**PROBLEM TO SOLVE:** Across the records below, how many lines include the string "product"? State the number and nothing more.

**LISTED RECORDS:**
====

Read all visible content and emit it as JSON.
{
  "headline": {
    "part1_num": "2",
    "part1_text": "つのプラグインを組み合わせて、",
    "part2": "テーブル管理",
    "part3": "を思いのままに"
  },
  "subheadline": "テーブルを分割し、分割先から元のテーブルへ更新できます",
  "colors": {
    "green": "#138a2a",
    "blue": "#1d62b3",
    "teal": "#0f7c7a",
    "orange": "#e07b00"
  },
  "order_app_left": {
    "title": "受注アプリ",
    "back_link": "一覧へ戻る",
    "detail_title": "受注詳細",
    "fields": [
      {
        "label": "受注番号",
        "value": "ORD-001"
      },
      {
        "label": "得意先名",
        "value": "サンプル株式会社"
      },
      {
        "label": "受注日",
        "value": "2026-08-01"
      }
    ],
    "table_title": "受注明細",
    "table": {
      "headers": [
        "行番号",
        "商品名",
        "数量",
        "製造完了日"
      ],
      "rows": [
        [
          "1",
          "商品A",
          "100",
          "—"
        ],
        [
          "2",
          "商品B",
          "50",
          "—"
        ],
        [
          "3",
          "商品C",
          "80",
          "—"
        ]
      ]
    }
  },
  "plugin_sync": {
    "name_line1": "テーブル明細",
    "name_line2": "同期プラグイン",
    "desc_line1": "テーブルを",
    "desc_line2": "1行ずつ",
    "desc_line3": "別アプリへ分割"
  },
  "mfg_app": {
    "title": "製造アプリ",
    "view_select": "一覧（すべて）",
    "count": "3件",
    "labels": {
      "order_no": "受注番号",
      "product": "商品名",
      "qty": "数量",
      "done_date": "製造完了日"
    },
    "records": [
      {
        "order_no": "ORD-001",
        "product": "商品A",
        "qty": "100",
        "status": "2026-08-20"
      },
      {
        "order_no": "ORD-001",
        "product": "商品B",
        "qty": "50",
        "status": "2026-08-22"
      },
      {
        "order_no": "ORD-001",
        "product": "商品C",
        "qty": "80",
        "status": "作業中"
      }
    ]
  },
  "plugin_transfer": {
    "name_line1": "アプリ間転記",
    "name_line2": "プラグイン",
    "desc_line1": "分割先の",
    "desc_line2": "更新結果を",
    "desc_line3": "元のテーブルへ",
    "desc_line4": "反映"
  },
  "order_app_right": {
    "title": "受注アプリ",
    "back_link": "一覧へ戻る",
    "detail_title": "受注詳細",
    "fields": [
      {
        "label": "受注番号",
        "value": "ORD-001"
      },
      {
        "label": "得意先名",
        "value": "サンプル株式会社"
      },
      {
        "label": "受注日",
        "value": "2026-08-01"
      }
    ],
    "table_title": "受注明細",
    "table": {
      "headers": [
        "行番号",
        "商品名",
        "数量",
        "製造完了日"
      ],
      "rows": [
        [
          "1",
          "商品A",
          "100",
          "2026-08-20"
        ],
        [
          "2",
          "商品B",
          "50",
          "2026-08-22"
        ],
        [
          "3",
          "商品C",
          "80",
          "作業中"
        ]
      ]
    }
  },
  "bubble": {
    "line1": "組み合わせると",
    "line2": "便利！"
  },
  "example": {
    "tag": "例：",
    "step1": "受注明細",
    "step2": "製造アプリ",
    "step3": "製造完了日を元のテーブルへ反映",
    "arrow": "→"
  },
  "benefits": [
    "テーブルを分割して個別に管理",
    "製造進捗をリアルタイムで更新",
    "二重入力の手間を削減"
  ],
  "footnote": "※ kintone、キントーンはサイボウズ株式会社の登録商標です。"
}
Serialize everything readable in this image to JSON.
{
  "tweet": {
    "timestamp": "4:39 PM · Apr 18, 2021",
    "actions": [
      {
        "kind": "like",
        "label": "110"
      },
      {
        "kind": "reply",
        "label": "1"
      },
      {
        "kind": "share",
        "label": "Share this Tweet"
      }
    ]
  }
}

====

**OUTPUT:** 4